|I didn’t get a sticker. But it’s ok.|
I had what I’m pretty sure was a migraine this morning. It wasn’t so bad that I left work, but bad enough that I was planning my escape if the nausea, dizziness and throbbing pain took a turn for the worse. A few ibuprofen, and a chicken soup delivered by my coworker, The Ninja, helped a lot. The waves of nausea and pain came and went all afternoon, but each crest, while still pretty uncomfortable, was lower than the previous one.
By 4pm I started to feel the exhaustion that follows a migraine. It was around that time that I started hearing rumors of 2 hour waits at my polling place, which, with the way I was feeling, filled me with dread.
The rumors were true. A few people I know waited over 2 hours. At least one person I know had to give up, heartbroken after 2 attempts with two young children in tow. It was her first time ever missing an election. It would be one thing if the 2 hour wait was expected, but it wasn’t. People didn’t know to plan accordingly.
And yes, I’m complaining. I’m grumpy. And I suppose if I was feeling better physically, I might feel differently about the situation. But maybe not. Shouldn’t this process be easier and more accessible for everyone than it was tonight? Won’t lines like this discourage people from voting next time? As I write this, at 9pm, there are 600 people waiting to vote at a polling station in Providence. Most have families to take care of, I’m sure. And jobs in the morning. What must they be thinking?

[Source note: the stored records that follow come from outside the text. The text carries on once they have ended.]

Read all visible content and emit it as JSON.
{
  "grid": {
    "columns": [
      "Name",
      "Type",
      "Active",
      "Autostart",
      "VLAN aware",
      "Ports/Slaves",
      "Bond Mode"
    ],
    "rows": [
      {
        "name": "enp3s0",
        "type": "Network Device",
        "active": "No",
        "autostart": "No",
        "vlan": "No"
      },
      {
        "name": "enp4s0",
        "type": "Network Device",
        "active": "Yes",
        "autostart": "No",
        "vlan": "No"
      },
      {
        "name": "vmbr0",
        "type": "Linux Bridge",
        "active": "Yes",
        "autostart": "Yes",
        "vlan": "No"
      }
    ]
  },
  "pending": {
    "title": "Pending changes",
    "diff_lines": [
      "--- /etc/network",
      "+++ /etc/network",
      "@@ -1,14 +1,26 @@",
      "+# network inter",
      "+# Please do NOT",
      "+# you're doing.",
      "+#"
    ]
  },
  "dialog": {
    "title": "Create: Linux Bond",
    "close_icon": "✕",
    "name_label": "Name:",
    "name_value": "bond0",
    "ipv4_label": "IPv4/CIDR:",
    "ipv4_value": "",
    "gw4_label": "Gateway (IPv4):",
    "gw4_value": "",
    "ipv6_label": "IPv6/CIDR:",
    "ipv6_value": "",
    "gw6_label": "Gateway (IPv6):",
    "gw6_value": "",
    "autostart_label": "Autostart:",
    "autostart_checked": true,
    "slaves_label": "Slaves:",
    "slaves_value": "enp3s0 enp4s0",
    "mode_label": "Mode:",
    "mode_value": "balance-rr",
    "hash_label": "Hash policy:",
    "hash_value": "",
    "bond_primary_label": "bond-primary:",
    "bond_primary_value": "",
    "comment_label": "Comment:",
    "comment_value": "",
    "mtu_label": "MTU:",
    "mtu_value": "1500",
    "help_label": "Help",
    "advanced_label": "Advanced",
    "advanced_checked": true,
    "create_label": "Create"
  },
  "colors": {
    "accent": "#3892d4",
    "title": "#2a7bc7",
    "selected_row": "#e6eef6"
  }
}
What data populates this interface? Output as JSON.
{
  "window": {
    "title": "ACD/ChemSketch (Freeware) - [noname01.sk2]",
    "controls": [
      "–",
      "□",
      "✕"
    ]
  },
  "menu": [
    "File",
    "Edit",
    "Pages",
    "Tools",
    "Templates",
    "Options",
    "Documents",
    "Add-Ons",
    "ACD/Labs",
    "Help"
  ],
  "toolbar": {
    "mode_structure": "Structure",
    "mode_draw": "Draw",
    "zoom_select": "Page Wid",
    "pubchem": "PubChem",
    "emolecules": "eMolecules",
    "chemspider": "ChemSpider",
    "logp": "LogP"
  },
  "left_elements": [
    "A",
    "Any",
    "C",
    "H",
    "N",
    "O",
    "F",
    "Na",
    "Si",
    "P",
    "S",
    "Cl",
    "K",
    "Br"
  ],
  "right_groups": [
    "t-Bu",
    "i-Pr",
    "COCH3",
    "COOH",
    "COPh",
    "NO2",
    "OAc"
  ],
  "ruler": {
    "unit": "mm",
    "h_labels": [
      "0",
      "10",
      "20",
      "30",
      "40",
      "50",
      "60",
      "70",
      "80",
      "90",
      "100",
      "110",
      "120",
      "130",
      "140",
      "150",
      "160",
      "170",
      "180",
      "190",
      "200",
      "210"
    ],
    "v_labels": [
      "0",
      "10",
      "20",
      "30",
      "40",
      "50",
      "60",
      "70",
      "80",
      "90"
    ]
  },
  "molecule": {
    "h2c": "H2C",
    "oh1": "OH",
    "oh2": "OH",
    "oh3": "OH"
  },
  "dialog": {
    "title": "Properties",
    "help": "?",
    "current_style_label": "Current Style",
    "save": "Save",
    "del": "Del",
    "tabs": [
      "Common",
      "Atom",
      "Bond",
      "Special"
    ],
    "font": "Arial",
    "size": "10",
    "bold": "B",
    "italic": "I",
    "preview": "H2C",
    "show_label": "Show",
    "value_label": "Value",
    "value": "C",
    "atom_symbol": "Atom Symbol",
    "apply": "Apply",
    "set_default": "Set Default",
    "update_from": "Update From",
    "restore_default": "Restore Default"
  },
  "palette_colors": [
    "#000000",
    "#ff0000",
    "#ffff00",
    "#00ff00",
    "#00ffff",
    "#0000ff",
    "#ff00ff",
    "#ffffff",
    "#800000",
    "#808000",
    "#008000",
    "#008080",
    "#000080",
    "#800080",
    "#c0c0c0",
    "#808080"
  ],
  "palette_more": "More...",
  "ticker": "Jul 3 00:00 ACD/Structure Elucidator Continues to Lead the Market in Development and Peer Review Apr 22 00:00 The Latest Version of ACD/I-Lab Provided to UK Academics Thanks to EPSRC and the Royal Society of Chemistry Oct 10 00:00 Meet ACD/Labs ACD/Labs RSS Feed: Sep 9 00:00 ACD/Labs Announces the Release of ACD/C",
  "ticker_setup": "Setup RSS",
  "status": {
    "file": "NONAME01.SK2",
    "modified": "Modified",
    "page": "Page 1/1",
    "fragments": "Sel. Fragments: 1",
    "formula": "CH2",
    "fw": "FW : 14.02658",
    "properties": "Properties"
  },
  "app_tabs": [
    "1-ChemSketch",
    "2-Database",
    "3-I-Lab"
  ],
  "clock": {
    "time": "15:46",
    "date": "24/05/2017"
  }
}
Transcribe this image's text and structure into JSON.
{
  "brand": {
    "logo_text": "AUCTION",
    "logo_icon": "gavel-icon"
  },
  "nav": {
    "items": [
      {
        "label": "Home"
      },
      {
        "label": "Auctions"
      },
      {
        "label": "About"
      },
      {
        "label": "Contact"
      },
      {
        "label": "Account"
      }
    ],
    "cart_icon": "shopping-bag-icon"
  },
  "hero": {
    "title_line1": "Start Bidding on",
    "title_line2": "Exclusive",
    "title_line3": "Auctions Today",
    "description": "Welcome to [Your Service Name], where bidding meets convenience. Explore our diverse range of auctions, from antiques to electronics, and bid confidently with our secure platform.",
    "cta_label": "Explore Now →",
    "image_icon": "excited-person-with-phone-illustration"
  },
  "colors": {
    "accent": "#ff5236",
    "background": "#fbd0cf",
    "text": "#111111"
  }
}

That said, I’m still grateful. I know waiting 2 hours, even 4 hours in line is nothing compared to what citizens of other countries go through to exercise their right to vote. That is, if they even have that right. I walked 10 minutes to my polling place, not 10 miles, or 10 days.
I take heart in the fact that, in our country, something like this won’t get swept under the rug. We won’t let it. And something will change because of our ability to voice our opinions, to petition, to gather, and to have access to our chosen leaders. I know it’s not a perfect system or government. But we are still lucky, and I never forget that, even when grumpy and complaining.
For some reason, my wait tonight was minimal because I got there just as they were letting the “R-Z’s” in. I had a ballot in my hand within 20 minutes, but I know some people who got there before me had been waiting over an hour. And were still waiting when I left. I felt bad about how quickly I got through, not glad, but what could I do? No one said much. The mood was a little tense, but civil, and quiet.
When I handed over my license to obtain my ballot, I felt even worse. The volunteer who took it looked tired, and overwhelmed. Like she didn’t sign up for the chaos. Like she didn’t want to be there. Like she needed a glass of wine. I made a point to smile at her, and thank her. She didn’t smile back, just nodded and her eyes moved to the person in line behind me.
Maybe it was the post migraine haze, but my visit there left me a little emotional. Something about the tension of the voters, and the exhaustion of the volunteers got to me. It was just very clear that everyone was determined to make it happen, regardless of the fact that it was poorly planned, and somewhat stressful.
I walked the long way home, in the cold, and counted some blessings. It’s now 9:30, and I’m still a bit grumpy. But hot soup and cheesy toast is in my near future, and I’m planting myself on the couch, under a blanket, in front of the TV as soon as I’m done writing this. I’m so tired, but you bet your ass I’m staying up as late as I can to see the results.
More Food, Less Pain,